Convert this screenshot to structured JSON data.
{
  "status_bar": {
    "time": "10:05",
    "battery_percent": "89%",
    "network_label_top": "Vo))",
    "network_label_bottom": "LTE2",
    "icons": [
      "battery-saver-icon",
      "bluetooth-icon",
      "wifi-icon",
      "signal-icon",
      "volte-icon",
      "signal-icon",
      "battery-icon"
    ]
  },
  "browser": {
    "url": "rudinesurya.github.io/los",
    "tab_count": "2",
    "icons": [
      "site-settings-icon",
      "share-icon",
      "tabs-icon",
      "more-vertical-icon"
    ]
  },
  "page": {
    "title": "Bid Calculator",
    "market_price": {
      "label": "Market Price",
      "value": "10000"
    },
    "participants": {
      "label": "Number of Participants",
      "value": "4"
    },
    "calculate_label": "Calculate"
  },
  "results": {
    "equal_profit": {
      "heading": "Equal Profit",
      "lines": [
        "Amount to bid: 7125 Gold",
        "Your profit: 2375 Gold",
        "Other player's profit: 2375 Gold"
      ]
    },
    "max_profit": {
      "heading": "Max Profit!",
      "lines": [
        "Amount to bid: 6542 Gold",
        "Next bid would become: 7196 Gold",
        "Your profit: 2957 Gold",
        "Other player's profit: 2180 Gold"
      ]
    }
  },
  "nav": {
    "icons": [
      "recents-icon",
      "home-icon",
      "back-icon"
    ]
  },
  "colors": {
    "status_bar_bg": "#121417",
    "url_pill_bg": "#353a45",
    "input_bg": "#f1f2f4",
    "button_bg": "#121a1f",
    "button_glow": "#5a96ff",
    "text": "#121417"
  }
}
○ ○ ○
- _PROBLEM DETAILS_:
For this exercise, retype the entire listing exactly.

- _RESPONSE_:
Convert this screenshot to structured JSON data.
{
  "status_bar": {
    "time": "10:05",
    "battery_percent": "89%",
    "network_label_top": "Vo))",
    "network_label_bottom": "LTE2",
    "icons": [
      "battery-saver-icon",
      "bluetooth-icon",
      "wifi-icon",
      "signal-icon",
      "volte-icon",
      "signal-icon",
      "battery-icon"
    ]
  },
  "browser": {
    "url": "rudinesurya.github.io/los",
    "tab_count": "2",
    "icons": [
      "site-settings-icon",
      "share-icon",
      "tabs-icon",
      "more-vertical-icon"
    ]
  },
  "page": {
    "title": "Bid Calculator",
    "market_price": {
      "label": "Market Price",
      "value": "10000"
    },
    "participants": {
      "label": "Number of Participants",
      "value": "4"
    },
    "calculate_label": "Calculate"
  },
  "results": {
    "equal_profit": {
      "heading": "Equal Profit",
      "lines": [
        "Amount to bid: 7125 Gold",
        "Your profit: 2375 Gold",
        "Other player's profit: 2375 Gold"
      ]
    },
    "max_profit": {
      "heading": "Max Profit!",
      "lines": [
        "Amount to bid: 6542 Gold",
        "Next bid would become: 7196 Gold",
        "Your profit: 2957 Gold",
        "Other player's profit: 2180 Gold"
      ]
    }
  },
  "nav": {
    "icons": [
      "recents-icon",
      "home-icon",
      "back-icon"
    ]
  },
  "colors": {
    "status_bar_bg": "#121417",
    "url_pill_bg": "#353a45",
    "input_bg": "#f1f2f4",
    "button_bg": "#121a1f",
    "button_glow": "#5a96ff",
    "text": "#121417"
  }
}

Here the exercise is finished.